button with the backlight off will turn on the backlight but will not
reset the calibration data. Of course pressing the button
with the backlight on will reset the calibration data in EEPROM.
Turning the display on with the button pressed will display
the calibration data for 10 seconds and then revert back to the normal
display if the button has been released. If the button is
still pressed at then end of 10 seconds, debug mode will be entered in
which more base data is displayed.
As mentioned before, the programming was done with Bascom and is fairly
well documented. Basically the program consists of a main
loop that takes 50 accelerometer readings, averages them, takes 50
temperature readings, averages them, and finally computes the current
height and displays that value on the LCD. There is nothing
very special about the program and it should be fairly easy to change
or modify. There are two constants that may or may not need
to be changed. They are Tempcal and Heightcal. The
Heightcal is basically the change in % duty cycle per inch of blade
travel and is currently set to 278. This represents a
theoretical resolution of about .0036". The Tempcal value
represents how much the temperature change affects the final reading.
The current value is 10 and represents a 10% contribution for
the temperature change in 0.1 F. I haven't tried different
accelerometers so I don't know if these values work in all cases.
So am I happy with results - definitely. Is the readout
perfect - no. There is some slight variation. If I
watch the readout it varies .003" to .005" or so but if I come back in
2 or 3 days, the readout is still within the same range. I
suppose I could get better repeatability and a more stable display if I
implemented a different averaging technique but that may take longer to
stabilize and the current method is plenty good enough for me and way
better than I had before.
Software and Files
I am providing all of the files in case anyone wants to build one of
these readouts. The link below will download a zip file that
contains schematics for both boards in pdf and TinyCad
format, PC Board files in jpg and FreePCB
format, Gerber files for both boards, and
source and hex files for the processor. I hope you
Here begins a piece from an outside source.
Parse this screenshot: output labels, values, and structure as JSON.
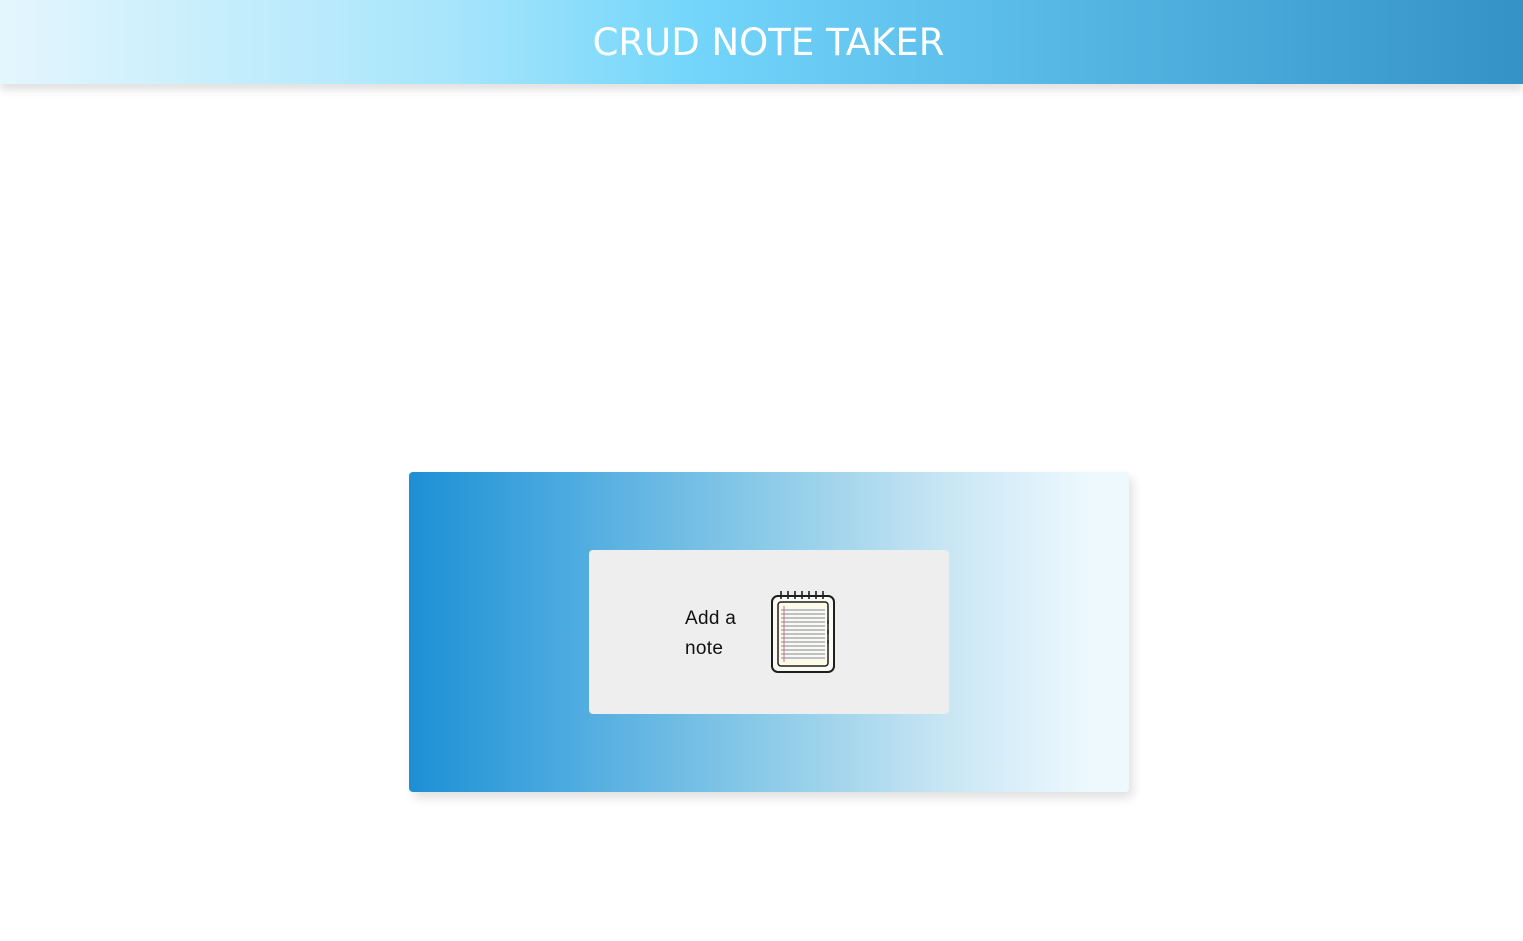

enjoy this project as much as I have.
Version 2.0 - 5/15/13
Since my first version of this device, I
have learned a lot more about Bascom and AVR programming - specifically
in the area of interrupts. So it seemed like a good time to revisit my design and upgrade the software if possible.
started by making several hardware changes although none of them
required changing the PCB design. The first change was to switch
to an Atmega88 since the Atmega8 is now obsolete. I changed the accelerometer to an ADXL212 since the ADXL202
is now obsolete and the new accelerometer is less temperature
sensitive. I also changed the 1.2 Meg resistor that sets the
period of the accelerometer signal to a 1.0 Meg resistor. This
shortens the period to slightly less than 8 ms which allows us to
use a prescaler of 1 and not get a wrap around on the 16 bit timer
during one period.
From a software standpoint, the new program
sets up a pin change interrupt on the processor pin connected to the Y
axis of the accelerometer. In the interrupt routine, we determine
where we are in the period and calculate the number of timer counts
lapsed since the last interrupt. We average the values over 128
readings which gives us an update rate of about once per second.
I also round the result to .005" which seems to be fine for my
woodworking projects. The result is very stable.
the zero routine which I left the same, I also added a calibrate
routine. If you hold the button down while powering up the board,
you will go into the calibrate routine. This asks you to set the
blade to zero and press the button and then raise it to a 1" height and
press the button again. That completes the calibration and the
factor will be saved to EEPROM and the program returns to normal
The new Bascom program is included in the download file above.